Information given —
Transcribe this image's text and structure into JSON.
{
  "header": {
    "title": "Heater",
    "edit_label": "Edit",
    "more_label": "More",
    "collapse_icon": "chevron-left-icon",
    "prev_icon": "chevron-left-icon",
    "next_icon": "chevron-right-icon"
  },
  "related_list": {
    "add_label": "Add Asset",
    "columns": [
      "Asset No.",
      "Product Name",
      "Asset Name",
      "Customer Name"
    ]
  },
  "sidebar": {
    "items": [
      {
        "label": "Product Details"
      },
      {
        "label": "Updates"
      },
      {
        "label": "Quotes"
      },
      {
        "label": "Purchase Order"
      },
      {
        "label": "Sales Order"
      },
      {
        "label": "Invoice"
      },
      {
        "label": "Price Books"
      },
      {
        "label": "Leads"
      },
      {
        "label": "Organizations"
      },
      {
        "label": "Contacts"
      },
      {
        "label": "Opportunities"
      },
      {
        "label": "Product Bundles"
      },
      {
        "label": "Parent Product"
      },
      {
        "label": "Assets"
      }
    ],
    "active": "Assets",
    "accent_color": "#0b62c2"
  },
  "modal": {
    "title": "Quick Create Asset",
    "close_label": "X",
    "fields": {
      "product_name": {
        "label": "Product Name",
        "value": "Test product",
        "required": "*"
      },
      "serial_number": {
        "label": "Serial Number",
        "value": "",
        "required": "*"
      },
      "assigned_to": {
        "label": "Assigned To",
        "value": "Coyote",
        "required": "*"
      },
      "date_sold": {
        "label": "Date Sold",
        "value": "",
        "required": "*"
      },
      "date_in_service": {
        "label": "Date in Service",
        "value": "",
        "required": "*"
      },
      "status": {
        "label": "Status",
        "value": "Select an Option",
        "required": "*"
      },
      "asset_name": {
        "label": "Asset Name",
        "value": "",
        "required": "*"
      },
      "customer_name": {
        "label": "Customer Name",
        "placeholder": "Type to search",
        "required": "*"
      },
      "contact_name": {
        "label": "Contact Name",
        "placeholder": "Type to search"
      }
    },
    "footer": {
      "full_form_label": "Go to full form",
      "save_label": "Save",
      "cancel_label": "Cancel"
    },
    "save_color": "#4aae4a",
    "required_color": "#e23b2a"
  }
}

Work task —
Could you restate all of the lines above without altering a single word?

Reply —
Transcribe this image's text and structure into JSON.
{
  "header": {
    "title": "Heater",
    "edit_label": "Edit",
    "more_label": "More",
    "collapse_icon": "chevron-left-icon",
    "prev_icon": "chevron-left-icon",
    "next_icon": "chevron-right-icon"
  },
  "related_list": {
    "add_label": "Add Asset",
    "columns": [
      "Asset No.",
      "Product Name",
      "Asset Name",
      "Customer Name"
    ]
  },
  "sidebar": {
    "items": [
      {
        "label": "Product Details"
      },
      {
        "label": "Updates"
      },
      {
        "label": "Quotes"
      },
      {
        "label": "Purchase Order"
      },
      {
        "label": "Sales Order"
      },
      {
        "label": "Invoice"
      },
      {
        "label": "Price Books"
      },
      {
        "label": "Leads"
      },
      {
        "label": "Organizations"
      },
      {
        "label": "Contacts"
      },
      {
        "label": "Opportunities"
      },
      {
        "label": "Product Bundles"
      },
      {
        "label": "Parent Product"
      },
      {
        "label": "Assets"
      }
    ],
    "active": "Assets",
    "accent_color": "#0b62c2"
  },
  "modal": {
    "title": "Quick Create Asset",
    "close_label": "X",
    "fields": {
      "product_name": {
        "label": "Product Name",
        "value": "Test product",
        "required": "*"
      },
      "serial_number": {
        "label": "Serial Number",
        "value": "",
        "required": "*"
      },
      "assigned_to": {
        "label": "Assigned To",
        "value": "Coyote",
        "required": "*"
      },
      "date_sold": {
        "label": "Date Sold",
        "value": "",
        "required": "*"
      },
      "date_in_service": {
        "label": "Date in Service",
        "value": "",
        "required": "*"
      },
      "status": {
        "label": "Status",
        "value": "Select an Option",
        "required": "*"
      },
      "asset_name": {
        "label": "Asset Name",
        "value": "",
        "required": "*"
      },
      "customer_name": {
        "label": "Customer Name",
        "placeholder": "Type to search",
        "required": "*"
      },
      "contact_name": {
        "label": "Contact Name",
        "placeholder": "Type to search"
      }
    },
    "footer": {
      "full_form_label": "Go to full form",
      "save_label": "Save",
      "cancel_label": "Cancel"
    },
    "save_color": "#4aae4a",
    "required_color": "#e23b2a"
  }
}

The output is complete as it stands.